    deaths and a financial burden of ~$2.3 billion each year in the United States. Though a zero

    tolerance policy is enforced with regard to its detection in cooked ready-to-eat foods, additional

    preemptive control alternatives are required for certain products. Among these alternatives are

    strategies permitting the usage of food antimicrobial combinations to control the pathogen.

    Research on antimicrobial combinations can provide insight into more efficient control of the

    pathogen, but is currently lacking.

    The purpose of this study was to evaluate the in vitro inhibition of L. monocytogenes

    exposed to the antimicrobials e-Poly-L-Lysine (EPL), lauric arginate ester (LAE), and sodium

    lactate (SL) at pH 7.3, octanoic acid (OCT) at pH 5.0, and nisin (NIS) and acidic calcium sulfate

    (ACS) at both pH 5.0 and 7.3. A broth dilution assay was used to determine single antimicrobial

    minimum inhibitory and bactericidal concentrations for L. monocytogenes Scott A, 310, NADC

    2783, and NADC 2045. Optical density differences (delta<0.05 at 630 nm) were used to denote

    inhibition. Concentrations producing population decreases of greater than or equal to 3.0 log10 CFU/ml after incubation

    were considered bactericidal.

    Inhibition resulting from combinations of antimicrobials (NIS+ACS, EPL+ACS,

    SL+ACS, NIS+LAE, OCT+ACS, and OCT+NIS) was assessed using a checkerboard assay, and fractional inhibitory concentrations (FIC) were determined. FIC values were plotted on

    isobolograms and were used to create FIC indices (FICI). Isobologram curvature was used to

    classify combinations as synergistic, additive, or antagonistic. From FIC indices, interactions

    were defined as antagonistic (FICI >1.0), additive (FICI =1.0), or synergistic (FICI <1.0).

    Strain-dependent factors had a bearing on MIC and MBC values for NIS and EPL. At

    pH 7.3, NIS+ACS displayed synergistic inhibition, NIS+LAE and EPL+ACS demonstrated

    additive-type interactions, and the SL+ACS pairing was unable to be defined. At pH 5.0,
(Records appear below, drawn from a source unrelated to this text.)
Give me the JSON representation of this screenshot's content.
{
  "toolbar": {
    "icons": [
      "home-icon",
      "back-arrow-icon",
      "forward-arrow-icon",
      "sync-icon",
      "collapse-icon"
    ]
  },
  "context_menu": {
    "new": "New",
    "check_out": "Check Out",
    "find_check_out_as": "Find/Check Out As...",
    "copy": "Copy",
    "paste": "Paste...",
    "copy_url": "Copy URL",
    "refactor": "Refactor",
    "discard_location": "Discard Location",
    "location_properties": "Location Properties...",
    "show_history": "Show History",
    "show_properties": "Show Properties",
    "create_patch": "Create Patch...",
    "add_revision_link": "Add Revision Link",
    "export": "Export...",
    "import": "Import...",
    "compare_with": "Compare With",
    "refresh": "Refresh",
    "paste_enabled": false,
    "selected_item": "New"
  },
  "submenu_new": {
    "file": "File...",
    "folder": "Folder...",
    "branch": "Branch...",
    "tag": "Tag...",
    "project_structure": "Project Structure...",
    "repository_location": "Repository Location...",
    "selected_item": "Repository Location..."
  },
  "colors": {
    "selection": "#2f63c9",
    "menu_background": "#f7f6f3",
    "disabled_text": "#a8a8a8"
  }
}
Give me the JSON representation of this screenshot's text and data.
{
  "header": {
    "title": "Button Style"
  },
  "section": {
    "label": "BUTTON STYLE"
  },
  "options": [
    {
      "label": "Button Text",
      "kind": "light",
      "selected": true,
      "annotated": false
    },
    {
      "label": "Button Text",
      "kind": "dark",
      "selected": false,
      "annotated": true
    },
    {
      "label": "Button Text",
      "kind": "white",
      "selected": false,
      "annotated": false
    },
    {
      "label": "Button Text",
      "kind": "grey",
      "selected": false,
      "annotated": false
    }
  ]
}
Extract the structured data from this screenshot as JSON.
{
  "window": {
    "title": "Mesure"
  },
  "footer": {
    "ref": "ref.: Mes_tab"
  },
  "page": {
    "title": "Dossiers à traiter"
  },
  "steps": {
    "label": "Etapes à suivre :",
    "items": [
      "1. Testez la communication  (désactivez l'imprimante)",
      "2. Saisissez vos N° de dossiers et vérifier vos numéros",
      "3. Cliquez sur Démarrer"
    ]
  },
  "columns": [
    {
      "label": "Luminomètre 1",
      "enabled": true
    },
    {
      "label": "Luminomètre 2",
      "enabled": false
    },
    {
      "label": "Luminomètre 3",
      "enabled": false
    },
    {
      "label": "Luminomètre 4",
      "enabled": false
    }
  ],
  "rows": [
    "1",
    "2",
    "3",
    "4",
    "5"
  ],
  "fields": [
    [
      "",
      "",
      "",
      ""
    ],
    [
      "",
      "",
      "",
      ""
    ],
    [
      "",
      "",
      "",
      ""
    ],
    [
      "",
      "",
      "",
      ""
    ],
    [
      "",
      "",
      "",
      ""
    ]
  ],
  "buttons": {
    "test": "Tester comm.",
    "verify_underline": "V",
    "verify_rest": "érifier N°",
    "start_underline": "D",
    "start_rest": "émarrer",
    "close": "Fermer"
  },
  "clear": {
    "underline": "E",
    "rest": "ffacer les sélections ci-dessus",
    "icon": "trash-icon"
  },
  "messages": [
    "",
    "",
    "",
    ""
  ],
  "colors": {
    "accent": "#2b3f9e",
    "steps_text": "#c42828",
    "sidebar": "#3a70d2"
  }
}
    interpretation of the OCT+NIS interaction also presented challenges, while the OCT+ACS

    combination resulted in synergistic behavior.

    Additional studies are needed to validate in vitro findings on surfaces of ready-to-eat

    meats. Future in vivo studies should investigate the ability of synergistic combinations

    (NIS+ACS and OCT+ACS) to control the pathogen. Better characterizations of inhibitory

    mechanisms should also be performed.

publication date

  • December 2009